b) Article 41C (2) further provides that the approval of the Constitutional Council is needed for an acting appointment to the above offices for a period exceeding 14 days. Importantly, the proviso also requires that the approval of the Constitutional Council is necessary for acting appointments for any such office for successive periods not exceeding 14 days. The relevant provision is as follows:
41C. (1) No person shall be appointed by the President to any of the Offices specified in the Schedule to this Article, unless such appointment has been approved by the Council upon a recommendation made to the Council by the President.
(2) The provisions of paragraph (1) of this Article shall apply in respect of any person appointed to act for a period exceeding fourteen days, in any Office specified in the Schedule to this Article:
Provided that no person shall be appointed to act in any such office for successive periods not exceeding fourteen days, unless such acting appointment has been approved by the Council on a recommendation by the President.
c) Article 109 (1) of the Constitution makes special provisions relating to appointment of an Acting Chief Justice or an Acting President of the Court of Appeal. Accordingly, an acting appointment can ONLY be made where the Chief Justice of the President of the Court of Appeal is “temporarily unable to exercise, perform and discharge the powers, duties and functions of his office, by reason of illness, absence from Sri Lanka or any other cause”. In other words, for an acting appointment to be made, there must be a ‘permanent’ President of the Court of Appeal who is temporary unable to exercise, perform and discharge the powers, duties and functions of his office.
d) Another special provision in Article 109 (1) is that such an acting appointment is subject to the approval of the CC. Thus, the 14-day period in Article 41C (2) has no application to an Acting Chief Justice or Acting President of the Court of Appeal.
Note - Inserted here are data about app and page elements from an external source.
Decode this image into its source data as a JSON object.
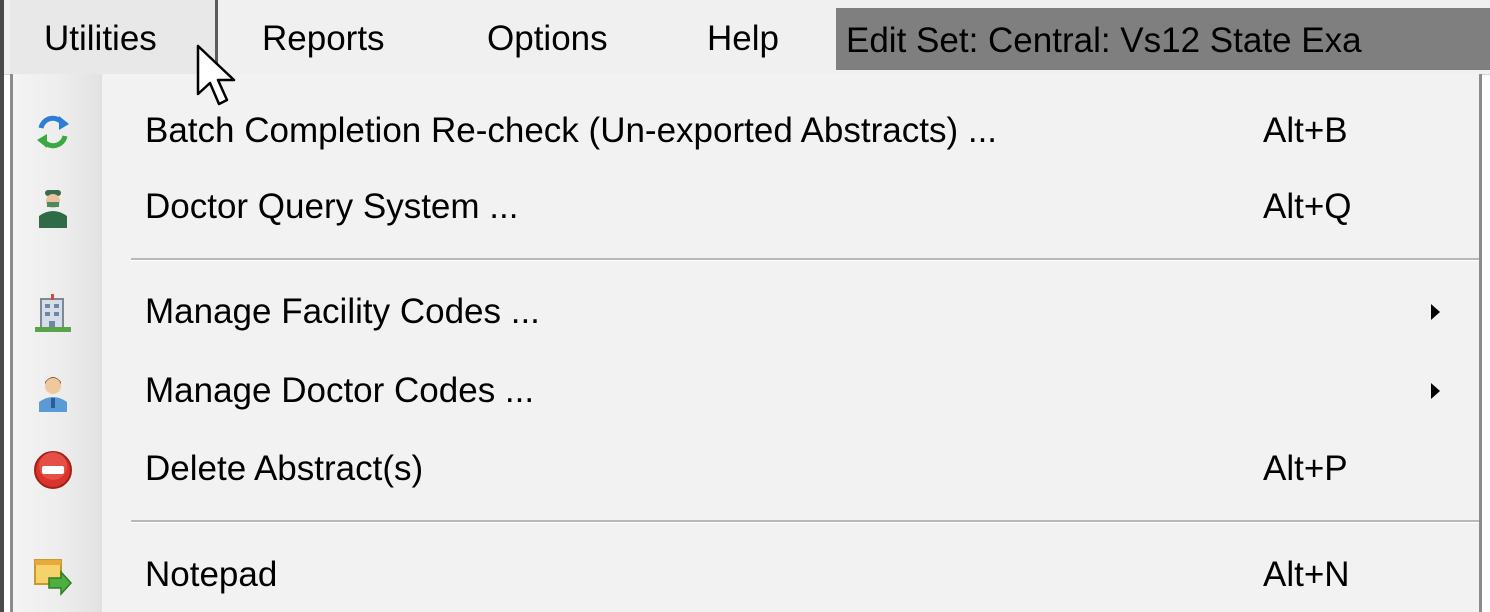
{
  "menubar": {
    "items": [
      {
        "label": "Utilities"
      },
      {
        "label": "Reports"
      },
      {
        "label": "Options"
      },
      {
        "label": "Help"
      }
    ],
    "edit_set_text": "Edit Set: Central: Vs12 State Exa"
  },
  "utilities_menu": {
    "items": [
      {
        "label": "Batch Completion Re-check (Un-exported Abstracts) ...",
        "shortcut": "Alt+B",
        "icon": "recycle-arrows-icon"
      },
      {
        "label": "Doctor Query System ...",
        "shortcut": "Alt+Q",
        "icon": "doctor-icon"
      },
      {
        "label": "Manage Facility Codes ...",
        "shortcut": "",
        "icon": "building-icon",
        "submenu": true
      },
      {
        "label": "Manage Doctor Codes ...",
        "shortcut": "",
        "icon": "person-icon",
        "submenu": true
      },
      {
        "label": "Delete Abstract(s)",
        "shortcut": "Alt+P",
        "icon": "delete-icon"
      },
      {
        "label": "Notepad",
        "shortcut": "Alt+N",
        "icon": "notepad-export-icon"
      }
    ]
  },
  "colors": {
    "menubar_bg": "#f0f0f0",
    "dropdown_bg": "#f2f2f2",
    "edit_set_bg": "#7f7f7f",
    "delete_red": "#d9342b"
  }
}
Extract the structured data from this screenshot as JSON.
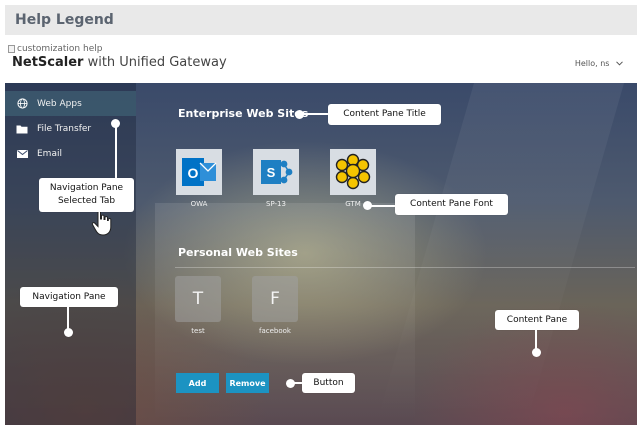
{
  "legend": {
    "title": "Help Legend"
  },
  "header": {
    "broken_image_alt": "customization help",
    "brand_bold": "NetScaler",
    "brand_rest": " with Unified Gateway",
    "user_greeting": "Hello, ns",
    "user_menu_icon": "chevron-down-icon"
  },
  "nav": {
    "items": [
      {
        "label": "Web Apps",
        "icon": "globe-icon",
        "selected": true
      },
      {
        "label": "File Transfer",
        "icon": "folder-icon",
        "selected": false
      },
      {
        "label": "Email",
        "icon": "envelope-icon",
        "selected": false
      }
    ]
  },
  "enterprise": {
    "title": "Enterprise Web Sites",
    "apps": [
      {
        "label": "OWA",
        "icon": "outlook-icon",
        "letter": "O"
      },
      {
        "label": "SP-13",
        "icon": "sharepoint-icon",
        "letter": "S"
      },
      {
        "label": "GTM",
        "icon": "flower-icon"
      }
    ]
  },
  "personal": {
    "title": "Personal Web Sites",
    "apps": [
      {
        "label": "test",
        "letter": "T"
      },
      {
        "label": "facebook",
        "letter": "F"
      }
    ]
  },
  "buttons": {
    "add": "Add",
    "remove": "Remove"
  },
  "callouts": {
    "content_pane_title": "Content Pane Title",
    "nav_selected_tab_line1": "Navigation Pane",
    "nav_selected_tab_line2": "Selected Tab",
    "content_pane_font": "Content Pane Font",
    "navigation_pane": "Navigation Pane",
    "content_pane": "Content Pane",
    "button": "Button"
  },
  "colors": {
    "accent_button": "#1c93c2",
    "outlook_blue": "#0072c6",
    "sharepoint_blue": "#1e7fc3",
    "gtm_yellow": "#f5c400"
  }
}
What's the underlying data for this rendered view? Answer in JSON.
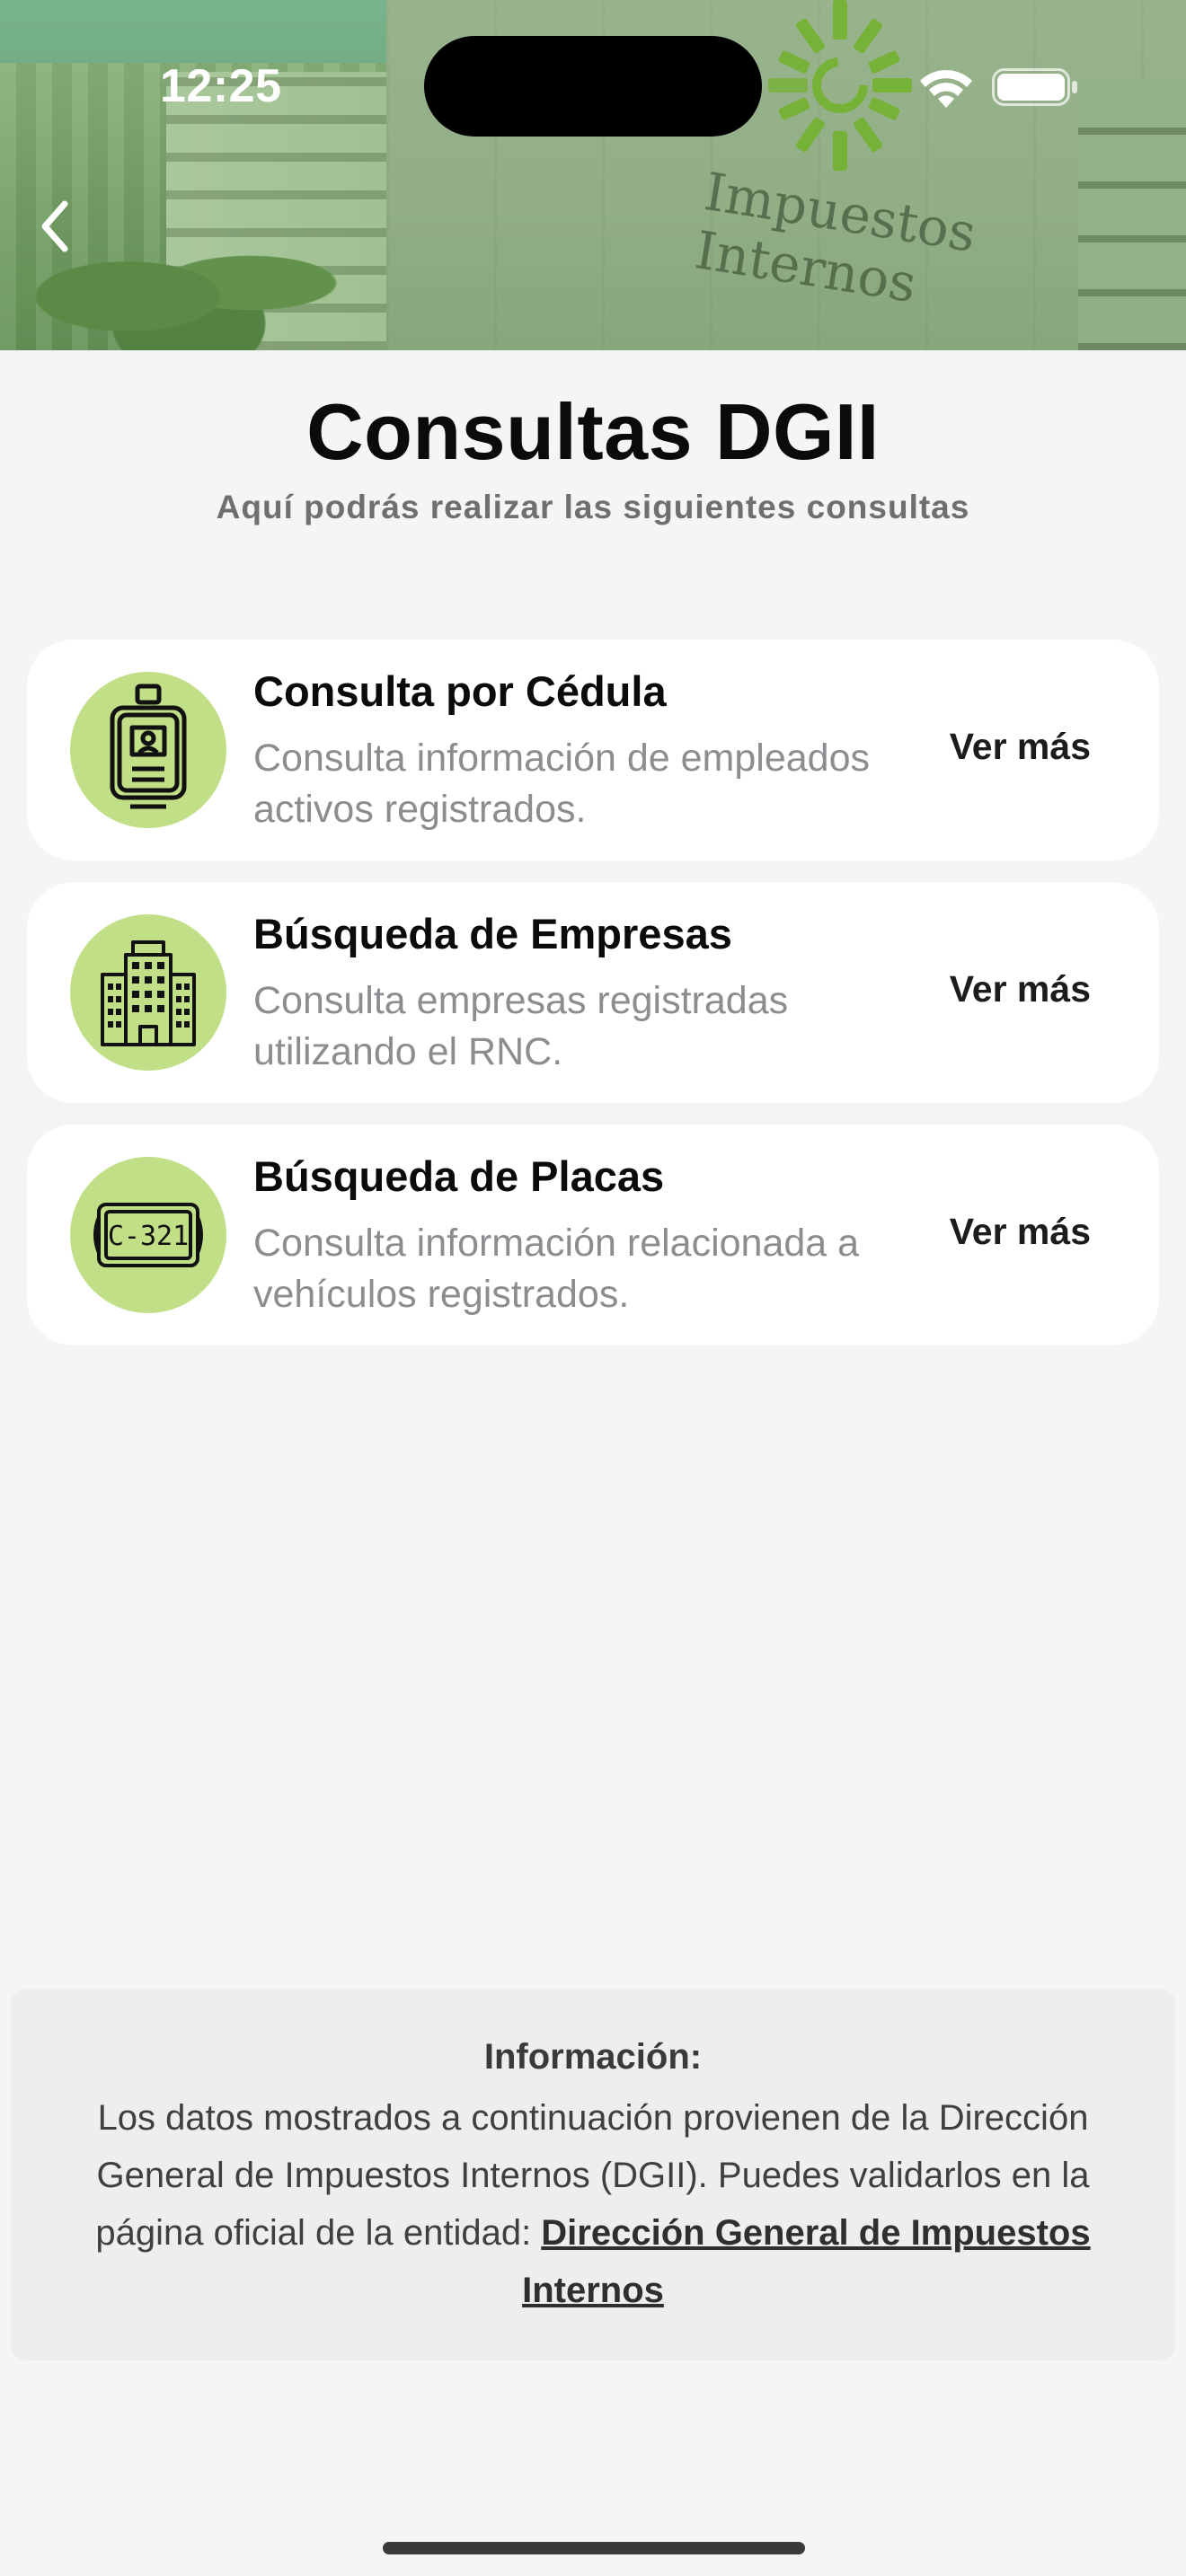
{
  "status_bar": {
    "time": "12:25"
  },
  "hero": {
    "sign_line1": "Impuestos",
    "sign_line2": "Internos"
  },
  "header": {
    "title": "Consultas DGII",
    "subtitle": "Aquí podrás realizar las siguientes consultas"
  },
  "cards": [
    {
      "title": "Consulta por Cédula",
      "description": "Consulta información de empleados activos registrados.",
      "link": "Ver más",
      "icon": "id-badge-icon"
    },
    {
      "title": "Búsqueda de Empresas",
      "description": "Consulta empresas registradas utilizando el RNC.",
      "link": "Ver más",
      "icon": "building-icon"
    },
    {
      "title": "Búsqueda de Placas",
      "description": "Consulta información relacionada a vehículos registrados.",
      "link": "Ver más",
      "icon": "license-plate-icon",
      "plate_text": "C-321"
    }
  ],
  "info": {
    "title": "Información:",
    "body": "Los datos mostrados a continuación provienen de la Dirección General de Impuestos Internos (DGII). Puedes validarlos en la página oficial de la entidad: ",
    "link": "Dirección General de Impuestos Internos"
  },
  "colors": {
    "accent_green": "#c0df87",
    "background": "#f4f5f7",
    "card": "#ffffff",
    "info_box": "#eeeeef"
  }
}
In other words, the approval of the CC is needed even for an acting appointment not exceeding the first fourteen days.
e) What is key is that there must be a permanent appointment of the President Court of Appeal before the President making any acting appointment. It is also significant to note that the appointment of a permanent President of the Court of Appeal is necessary for the validity and legitimacy of the Court itself, as Article 137 requires the Court of Appeal to consist of the President of Court of Appeal and six to eleven other judges.
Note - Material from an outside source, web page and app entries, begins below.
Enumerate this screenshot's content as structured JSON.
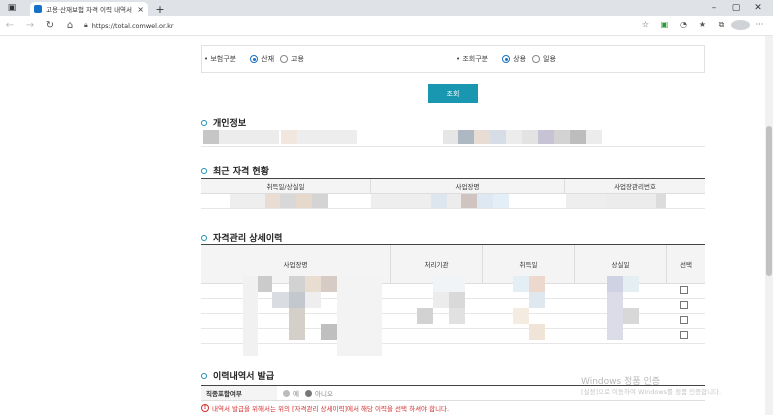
{
  "browser": {
    "tab_title": "고용·산재보험 자격 이력 내역서",
    "tab_close": "×",
    "new_tab": "+",
    "url": "https://total.comwel.or.kr",
    "win_controls": [
      "–",
      "▢",
      "✕"
    ],
    "icons": [
      "sidebar-icon",
      "back-icon",
      "forward-icon",
      "refresh-icon",
      "home-icon",
      "lock-icon",
      "favorite-add-icon",
      "extension-icon",
      "collections-icon",
      "favorites-icon",
      "browser-profile-icon",
      "more-icon"
    ]
  },
  "filters": {
    "insurance_label": "• 보험구분",
    "insurance_options": [
      "산재",
      "고용"
    ],
    "insurance_selected": "산재",
    "query_label": "• 조회구분",
    "query_options": [
      "상용",
      "일용"
    ],
    "query_selected": "상용",
    "search_button": "조회"
  },
  "personal": {
    "title": "개인정보"
  },
  "recent": {
    "title": "최근 자격 현황",
    "headers": [
      "취득일/상실일",
      "사업장명",
      "사업장관리번호"
    ]
  },
  "history": {
    "title": "자격관리 상세이력",
    "headers": [
      "사업장명",
      "처리기관",
      "취득일",
      "상실일",
      "선택"
    ],
    "row_count": 4
  },
  "issue": {
    "title": "이력내역서 발급",
    "field_label": "직종포함여부",
    "options": [
      "예",
      "아니오"
    ],
    "selected": "아니오",
    "warning": "내역서 발급을 위해서는 위의 [자격관리 상세이력]에서 해당 이력을 선택 하셔야 합니다."
  },
  "watermark": {
    "line1": "Windows 정품 인증",
    "line2": "[설정]으로 이동하여 Windows를 정품 인증합니다."
  },
  "colors": {
    "accent": "#1996b0",
    "radio": "#1b72c4",
    "warning": "#d43030"
  }
}
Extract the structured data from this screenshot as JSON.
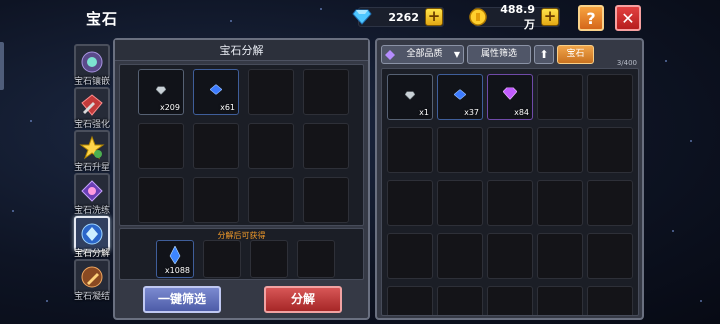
{
  "header": {
    "title": "宝石",
    "diamonds": "2262",
    "gold": "488.9万",
    "help_label": "?",
    "close_label": "✕"
  },
  "menu": {
    "items": [
      {
        "label": "宝石镶嵌",
        "icon": "gem-inlay-icon"
      },
      {
        "label": "宝石强化",
        "icon": "gem-enhance-icon"
      },
      {
        "label": "宝石升星",
        "icon": "gem-star-up-icon"
      },
      {
        "label": "宝石洗练",
        "icon": "gem-refine-icon"
      },
      {
        "label": "宝石分解",
        "icon": "gem-decompose-icon",
        "active": true
      },
      {
        "label": "宝石凝结",
        "icon": "gem-condense-icon"
      }
    ]
  },
  "decompose": {
    "title": "宝石分解",
    "slots": [
      {
        "count": "x209",
        "gem": "gray"
      },
      {
        "count": "x61",
        "gem": "blue"
      },
      {},
      {},
      {},
      {},
      {},
      {},
      {},
      {},
      {},
      {}
    ],
    "result_label": "分解后可获得",
    "result_slots": [
      {
        "count": "x1088",
        "gem": "crystal"
      },
      {},
      {},
      {}
    ],
    "filter_button": "一键筛选",
    "decompose_button": "分解"
  },
  "inventory": {
    "quality_dropdown": "全部品质",
    "attribute_filter": "属性筛选",
    "sort_icon": "arrow-up-icon",
    "gem_tab": "宝石",
    "capacity": "3/400",
    "slots": [
      {
        "count": "x1",
        "gem": "gray"
      },
      {
        "count": "x37",
        "gem": "blue"
      },
      {
        "count": "x84",
        "gem": "purple"
      },
      {},
      {},
      {},
      {},
      {},
      {},
      {},
      {},
      {},
      {},
      {},
      {},
      {},
      {},
      {},
      {},
      {},
      {},
      {},
      {},
      {},
      {}
    ]
  },
  "colors": {
    "accent_orange": "#f09a2a",
    "blue_button": "#5c6bb8",
    "red_button": "#b83434",
    "gold_plus": "#ffd02e"
  }
}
Thus the appointment of a judge as the Acting President, both for an initial period of 14 days and then again for another period of 14 days, is ultra vires the Constitution.
LfD notes regrettably that the President has failed to send the names of suitably qualified candidates to the Constitutional Council to fill this vacancy. We are also deeply concerned with President Sirisena’s statement in Parliament on 6th February where he attacked the Constitutional Council on this issue, without any lawful basis. Such unfair attack is unbecoming of the Head of State whose primary duty as provided in Article 33 (1) (a) is to respect and uphold the Constitution.
We also note that there has been a representation made by the Bar Association of Sri Lanka (BASL) pressing for an identified judge to be appointed. Such canvassing is inappropriate and highly damaging to the reputation of the BASL.
Lawyers for Democracy urges President Sirisena to take swift action to make appointments in keeping with the spirit and purpose of the Nineteenth Amendment and to do his duty as provided in the Constitution.
Lawyers for Democracy
On behalf of the Conveners